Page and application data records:
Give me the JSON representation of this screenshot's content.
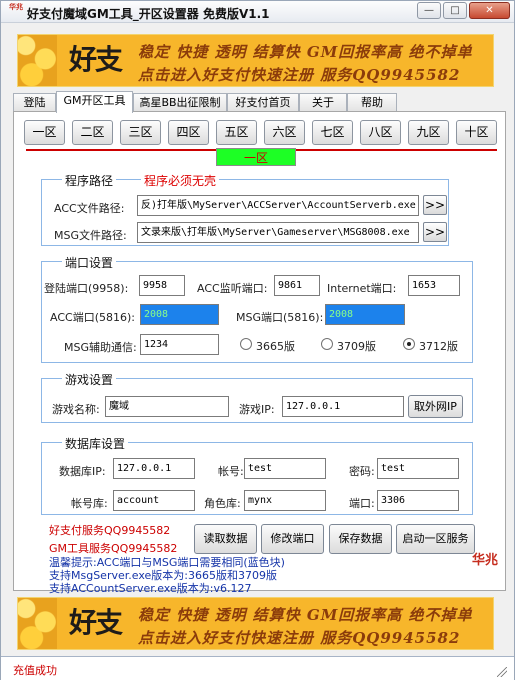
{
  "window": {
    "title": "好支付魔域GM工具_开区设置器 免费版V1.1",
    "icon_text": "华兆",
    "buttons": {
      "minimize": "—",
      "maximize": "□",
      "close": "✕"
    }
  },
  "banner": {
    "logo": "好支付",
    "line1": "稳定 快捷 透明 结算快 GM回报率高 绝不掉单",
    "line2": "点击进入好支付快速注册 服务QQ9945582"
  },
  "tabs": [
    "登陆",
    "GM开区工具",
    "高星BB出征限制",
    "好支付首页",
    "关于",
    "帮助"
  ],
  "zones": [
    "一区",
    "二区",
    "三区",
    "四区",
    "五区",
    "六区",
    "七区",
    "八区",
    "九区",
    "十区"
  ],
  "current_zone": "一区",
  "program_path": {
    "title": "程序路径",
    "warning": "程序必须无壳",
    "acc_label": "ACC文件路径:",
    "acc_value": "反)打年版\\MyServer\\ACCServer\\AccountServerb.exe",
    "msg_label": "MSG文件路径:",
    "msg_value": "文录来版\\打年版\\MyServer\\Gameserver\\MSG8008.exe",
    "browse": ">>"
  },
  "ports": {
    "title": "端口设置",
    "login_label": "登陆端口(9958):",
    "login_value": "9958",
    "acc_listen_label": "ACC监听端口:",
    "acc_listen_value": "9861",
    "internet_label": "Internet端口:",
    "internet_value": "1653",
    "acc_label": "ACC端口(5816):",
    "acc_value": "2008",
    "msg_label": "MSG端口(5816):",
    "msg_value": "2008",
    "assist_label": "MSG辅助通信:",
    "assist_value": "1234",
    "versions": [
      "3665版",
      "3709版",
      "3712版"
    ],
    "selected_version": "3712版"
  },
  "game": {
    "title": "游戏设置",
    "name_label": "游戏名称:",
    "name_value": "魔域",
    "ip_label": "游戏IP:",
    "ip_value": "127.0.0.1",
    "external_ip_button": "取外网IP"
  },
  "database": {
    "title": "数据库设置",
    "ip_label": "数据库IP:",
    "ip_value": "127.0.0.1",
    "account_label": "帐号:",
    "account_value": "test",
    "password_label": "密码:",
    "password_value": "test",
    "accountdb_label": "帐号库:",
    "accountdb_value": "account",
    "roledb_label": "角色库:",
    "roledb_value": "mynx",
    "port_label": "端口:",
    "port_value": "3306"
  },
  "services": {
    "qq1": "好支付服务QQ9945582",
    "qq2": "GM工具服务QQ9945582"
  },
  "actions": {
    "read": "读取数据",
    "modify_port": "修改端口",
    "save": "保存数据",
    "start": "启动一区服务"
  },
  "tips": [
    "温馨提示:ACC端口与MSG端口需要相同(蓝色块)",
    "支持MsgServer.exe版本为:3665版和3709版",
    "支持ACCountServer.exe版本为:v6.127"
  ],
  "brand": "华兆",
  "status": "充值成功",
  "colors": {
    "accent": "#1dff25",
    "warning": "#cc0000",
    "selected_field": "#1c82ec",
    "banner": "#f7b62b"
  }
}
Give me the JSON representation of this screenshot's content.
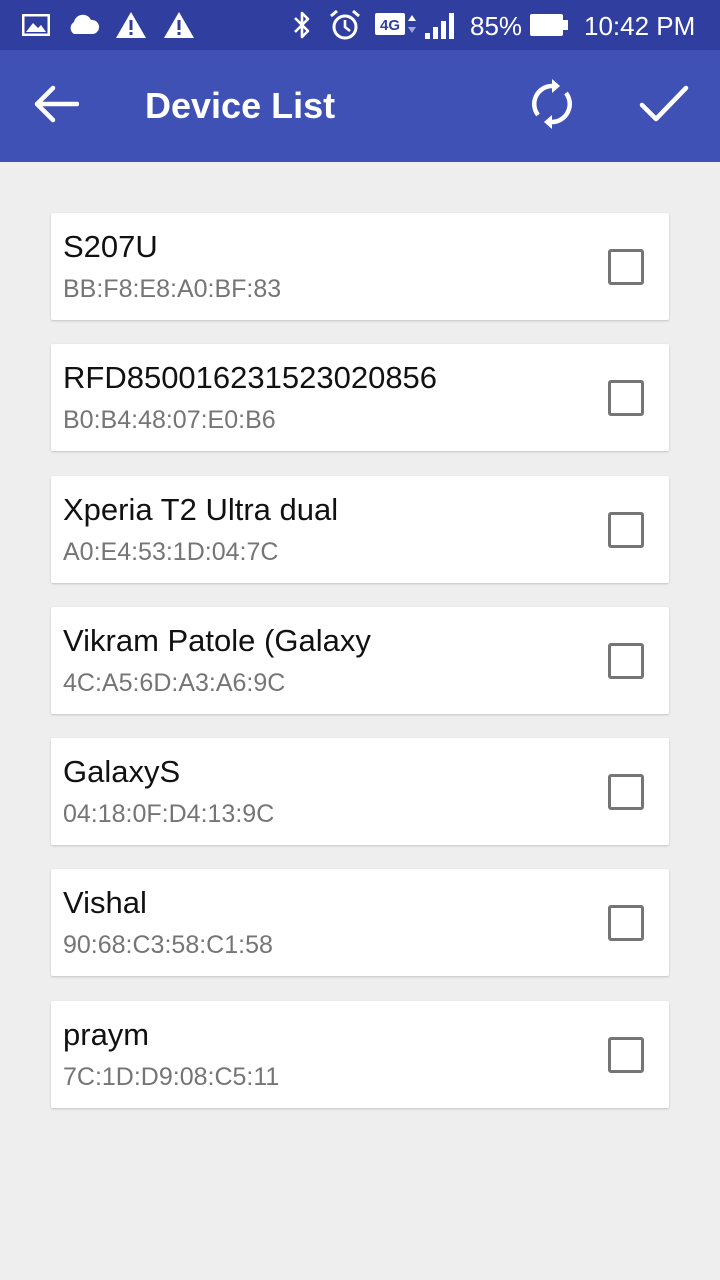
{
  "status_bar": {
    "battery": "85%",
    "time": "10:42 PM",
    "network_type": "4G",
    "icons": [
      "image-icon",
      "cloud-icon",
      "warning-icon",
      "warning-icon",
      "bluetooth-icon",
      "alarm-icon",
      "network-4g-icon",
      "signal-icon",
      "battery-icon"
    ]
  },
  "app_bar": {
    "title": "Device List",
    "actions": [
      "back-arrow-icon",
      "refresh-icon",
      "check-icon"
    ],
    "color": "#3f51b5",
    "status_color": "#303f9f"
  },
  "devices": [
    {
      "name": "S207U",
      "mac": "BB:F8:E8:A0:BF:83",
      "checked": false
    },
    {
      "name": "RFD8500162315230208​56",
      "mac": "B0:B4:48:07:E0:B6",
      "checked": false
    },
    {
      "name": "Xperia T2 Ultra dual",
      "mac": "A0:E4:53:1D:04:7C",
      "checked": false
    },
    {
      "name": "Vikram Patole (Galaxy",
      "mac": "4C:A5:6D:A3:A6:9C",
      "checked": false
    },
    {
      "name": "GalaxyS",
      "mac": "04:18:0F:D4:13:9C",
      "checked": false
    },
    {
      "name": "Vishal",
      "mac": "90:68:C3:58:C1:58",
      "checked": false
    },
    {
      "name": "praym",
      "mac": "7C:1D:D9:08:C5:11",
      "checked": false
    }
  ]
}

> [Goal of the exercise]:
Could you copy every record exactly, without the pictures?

> [Written answer]:
Give me the JSON representation of this screenshot's content.
{
  "window": {
    "title": "好支付魔域GM工具_开区设置器 免费版V1.1",
    "icon_text": "华兆",
    "buttons": {
      "minimize": "—",
      "maximize": "□",
      "close": "✕"
    }
  },
  "banner": {
    "logo": "好支付",
    "line1": "稳定 快捷 透明 结算快 GM回报率高 绝不掉单",
    "line2": "点击进入好支付快速注册 服务QQ9945582"
  },
  "tabs": [
    "登陆",
    "GM开区工具",
    "高星BB出征限制",
    "好支付首页",
    "关于",
    "帮助"
  ],
  "zones": [
    "一区",
    "二区",
    "三区",
    "四区",
    "五区",
    "六区",
    "七区",
    "八区",
    "九区",
    "十区"
  ],
  "current_zone": "一区",
  "program_path": {
    "title": "程序路径",
    "warning": "程序必须无壳",
    "acc_label": "ACC文件路径:",
    "acc_value": "反)打年版\\MyServer\\ACCServer\\AccountServerb.exe",
    "msg_label": "MSG文件路径:",
    "msg_value": "文录来版\\打年版\\MyServer\\Gameserver\\MSG8008.exe",
    "browse": ">>"
  },
  "ports": {
    "title": "端口设置",
    "login_label": "登陆端口(9958):",
    "login_value": "9958",
    "acc_listen_label": "ACC监听端口:",
    "acc_listen_value": "9861",
    "internet_label": "Internet端口:",
    "internet_value": "1653",
    "acc_label": "ACC端口(5816):",
    "acc_value": "2008",
    "msg_label": "MSG端口(5816):",
    "msg_value": "2008",
    "assist_label": "MSG辅助通信:",
    "assist_value": "1234",
    "versions": [
      "3665版",
      "3709版",
      "3712版"
    ],
    "selected_version": "3712版"
  },
  "game": {
    "title": "游戏设置",
    "name_label": "游戏名称:",
    "name_value": "魔域",
    "ip_label": "游戏IP:",
    "ip_value": "127.0.0.1",
    "external_ip_button": "取外网IP"
  },
  "database": {
    "title": "数据库设置",
    "ip_label": "数据库IP:",
    "ip_value": "127.0.0.1",
    "account_label": "帐号:",
    "account_value": "test",
    "password_label": "密码:",
    "password_value": "test",
    "accountdb_label": "帐号库:",
    "accountdb_value": "account",
    "roledb_label": "角色库:",
    "roledb_value": "mynx",
    "port_label": "端口:",
    "port_value": "3306"
  },
  "services": {
    "qq1": "好支付服务QQ9945582",
    "qq2": "GM工具服务QQ9945582"
  },
  "actions": {
    "read": "读取数据",
    "modify_port": "修改端口",
    "save": "保存数据",
    "start": "启动一区服务"
  },
  "tips": [
    "温馨提示:ACC端口与MSG端口需要相同(蓝色块)",
    "支持MsgServer.exe版本为:3665版和3709版",
    "支持ACCountServer.exe版本为:v6.127"
  ],
  "brand": "华兆",
  "status": "充值成功",
  "colors": {
    "accent": "#1dff25",
    "warning": "#cc0000",
    "selected_field": "#1c82ec",
    "banner": "#f7b62b"
  }
}
Give me the JSON representation of this screenshot's content.
{
  "status_bar": {
    "battery": "85%",
    "time": "10:42 PM",
    "network_type": "4G",
    "icons": [
      "image-icon",
      "cloud-icon",
      "warning-icon",
      "warning-icon",
      "bluetooth-icon",
      "alarm-icon",
      "network-4g-icon",
      "signal-icon",
      "battery-icon"
    ]
  },
  "app_bar": {
    "title": "Device List",
    "actions": [
      "back-arrow-icon",
      "refresh-icon",
      "check-icon"
    ],
    "color": "#3f51b5",
    "status_color": "#303f9f"
  },
  "devices": [
    {
      "name": "S207U",
      "mac": "BB:F8:E8:A0:BF:83",
      "checked": false
    },
    {
      "name": "RFD8500162315230208​56",
      "mac": "B0:B4:48:07:E0:B6",
      "checked": false
    },
    {
      "name": "Xperia T2 Ultra dual",
      "mac": "A0:E4:53:1D:04:7C",
      "checked": false
    },
    {
      "name": "Vikram Patole (Galaxy",
      "mac": "4C:A5:6D:A3:A6:9C",
      "checked": false
    },
    {
      "name": "GalaxyS",
      "mac": "04:18:0F:D4:13:9C",
      "checked": false
    },
    {
      "name": "Vishal",
      "mac": "90:68:C3:58:C1:58",
      "checked": false
    },
    {
      "name": "praym",
      "mac": "7C:1D:D9:08:C5:11",
      "checked": false
    }
  ]
}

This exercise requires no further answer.